- Brief -
Every entry must appear in the answer exactly as written.

Dataset records:

_ _ _ _ _ _ _

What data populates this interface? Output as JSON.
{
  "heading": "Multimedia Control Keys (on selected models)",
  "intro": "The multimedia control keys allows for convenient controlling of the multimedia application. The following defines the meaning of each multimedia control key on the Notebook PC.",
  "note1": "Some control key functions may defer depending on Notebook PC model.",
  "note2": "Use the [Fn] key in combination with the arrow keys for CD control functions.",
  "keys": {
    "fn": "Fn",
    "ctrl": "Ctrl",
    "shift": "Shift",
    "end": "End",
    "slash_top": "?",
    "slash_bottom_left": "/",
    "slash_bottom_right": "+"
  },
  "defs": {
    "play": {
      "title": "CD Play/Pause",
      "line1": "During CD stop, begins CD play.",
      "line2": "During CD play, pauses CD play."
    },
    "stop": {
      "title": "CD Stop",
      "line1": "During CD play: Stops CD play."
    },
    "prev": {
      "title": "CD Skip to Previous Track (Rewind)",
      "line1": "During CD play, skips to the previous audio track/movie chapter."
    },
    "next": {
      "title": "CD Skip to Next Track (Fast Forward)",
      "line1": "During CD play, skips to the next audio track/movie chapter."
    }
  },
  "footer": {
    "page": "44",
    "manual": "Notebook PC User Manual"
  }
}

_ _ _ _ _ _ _

- Reply -
What data populates this interface? Output as JSON.
{
  "heading": "Multimedia Control Keys (on selected models)",
  "intro": "The multimedia control keys allows for convenient controlling of the multimedia application. The following defines the meaning of each multimedia control key on the Notebook PC.",
  "note1": "Some control key functions may defer depending on Notebook PC model.",
  "note2": "Use the [Fn] key in combination with the arrow keys for CD control functions.",
  "keys": {
    "fn": "Fn",
    "ctrl": "Ctrl",
    "shift": "Shift",
    "end": "End",
    "slash_top": "?",
    "slash_bottom_left": "/",
    "slash_bottom_right": "+"
  },
  "defs": {
    "play": {
      "title": "CD Play/Pause",
      "line1": "During CD stop, begins CD play.",
      "line2": "During CD play, pauses CD play."
    },
    "stop": {
      "title": "CD Stop",
      "line1": "During CD play: Stops CD play."
    },
    "prev": {
      "title": "CD Skip to Previous Track (Rewind)",
      "line1": "During CD play, skips to the previous audio track/movie chapter."
    },
    "next": {
      "title": "CD Skip to Next Track (Fast Forward)",
      "line1": "During CD play, skips to the next audio track/movie chapter."
    }
  },
  "footer": {
    "page": "44",
    "manual": "Notebook PC User Manual"
  }
}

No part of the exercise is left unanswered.